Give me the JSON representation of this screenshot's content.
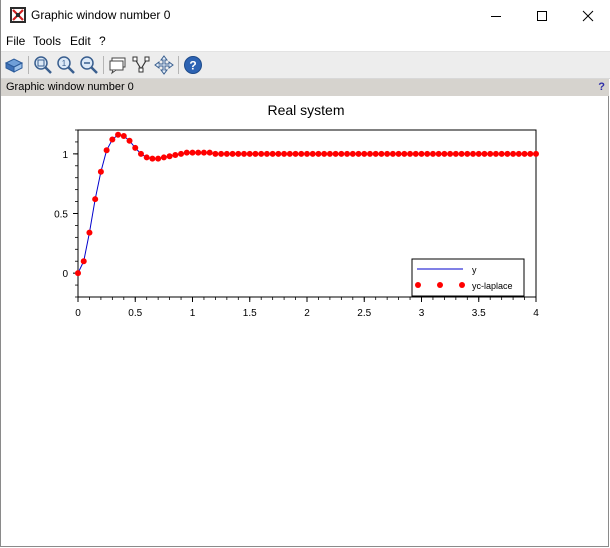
{
  "window": {
    "title": "Graphic window number 0",
    "info_label": "Graphic window number 0",
    "help_mark": "?"
  },
  "menu": {
    "items": [
      "File",
      "Tools",
      "Edit",
      "?"
    ]
  },
  "toolbar": {
    "buttons": [
      "rotate-icon",
      "zoom-in-icon",
      "zoom-reset-icon",
      "zoom-out-icon",
      "datatip-icon",
      "edit-axes-icon",
      "pan-icon",
      "help-icon"
    ]
  },
  "chart_data": {
    "type": "line",
    "title": "Real system",
    "xlabel": "",
    "ylabel": "",
    "xlim": [
      0,
      4
    ],
    "ylim": [
      -0.2,
      1.2
    ],
    "x_ticks": [
      "0",
      "0.5",
      "1",
      "1.5",
      "2",
      "2.5",
      "3",
      "3.5",
      "4"
    ],
    "y_ticks": [
      "0",
      "0.5",
      "1"
    ],
    "grid": false,
    "legend_position": "bottom-right",
    "series": [
      {
        "name": "y",
        "style": "line",
        "color": "#0000cc",
        "x": [
          0,
          0.05,
          0.1,
          0.15,
          0.2,
          0.25,
          0.3,
          0.35,
          0.4,
          0.45,
          0.5,
          0.55,
          0.6,
          0.65,
          0.7,
          0.75,
          0.8,
          0.85,
          0.9,
          0.95,
          1,
          1.05,
          1.1,
          1.15,
          1.2,
          1.25,
          1.3,
          1.35,
          1.4,
          4
        ],
        "values": [
          0,
          0.1,
          0.34,
          0.62,
          0.85,
          1.03,
          1.12,
          1.16,
          1.15,
          1.11,
          1.05,
          1.0,
          0.97,
          0.96,
          0.96,
          0.97,
          0.98,
          0.99,
          1.0,
          1.01,
          1.01,
          1.01,
          1.01,
          1.01,
          1.0,
          1.0,
          1.0,
          1.0,
          1.0,
          1.0
        ]
      },
      {
        "name": "yc-laplace",
        "style": "markers",
        "color": "#ff0000",
        "x": [
          0,
          0.05,
          0.1,
          0.15,
          0.2,
          0.25,
          0.3,
          0.35,
          0.4,
          0.45,
          0.5,
          0.55,
          0.6,
          0.65,
          0.7,
          0.75,
          0.8,
          0.85,
          0.9,
          0.95,
          1,
          1.05,
          1.1,
          1.15,
          1.2,
          1.25,
          1.3,
          1.35,
          1.4,
          1.45,
          1.5,
          1.55,
          1.6,
          1.65,
          1.7,
          1.75,
          1.8,
          1.85,
          1.9,
          1.95,
          2,
          2.05,
          2.1,
          2.15,
          2.2,
          2.25,
          2.3,
          2.35,
          2.4,
          2.45,
          2.5,
          2.55,
          2.6,
          2.65,
          2.7,
          2.75,
          2.8,
          2.85,
          2.9,
          2.95,
          3,
          3.05,
          3.1,
          3.15,
          3.2,
          3.25,
          3.3,
          3.35,
          3.4,
          3.45,
          3.5,
          3.55,
          3.6,
          3.65,
          3.7,
          3.75,
          3.8,
          3.85,
          3.9,
          3.95,
          4
        ],
        "values": [
          0,
          0.1,
          0.34,
          0.62,
          0.85,
          1.03,
          1.12,
          1.16,
          1.15,
          1.11,
          1.05,
          1.0,
          0.97,
          0.96,
          0.96,
          0.97,
          0.98,
          0.99,
          1.0,
          1.01,
          1.01,
          1.01,
          1.01,
          1.01,
          1.0,
          1.0,
          1.0,
          1.0,
          1.0,
          1.0,
          1.0,
          1.0,
          1.0,
          1.0,
          1.0,
          1.0,
          1.0,
          1.0,
          1.0,
          1.0,
          1.0,
          1.0,
          1.0,
          1.0,
          1.0,
          1.0,
          1.0,
          1.0,
          1.0,
          1.0,
          1.0,
          1.0,
          1.0,
          1.0,
          1.0,
          1.0,
          1.0,
          1.0,
          1.0,
          1.0,
          1.0,
          1.0,
          1.0,
          1.0,
          1.0,
          1.0,
          1.0,
          1.0,
          1.0,
          1.0,
          1.0,
          1.0,
          1.0,
          1.0,
          1.0,
          1.0,
          1.0,
          1.0,
          1.0,
          1.0,
          1.0
        ]
      }
    ]
  }
}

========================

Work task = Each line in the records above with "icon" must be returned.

Written response =
      "rotate-icon",
      "zoom-in-icon",
      "zoom-reset-icon",
      "zoom-out-icon",
      "datatip-icon",
      "edit-axes-icon",
      "pan-icon",
      "help-icon"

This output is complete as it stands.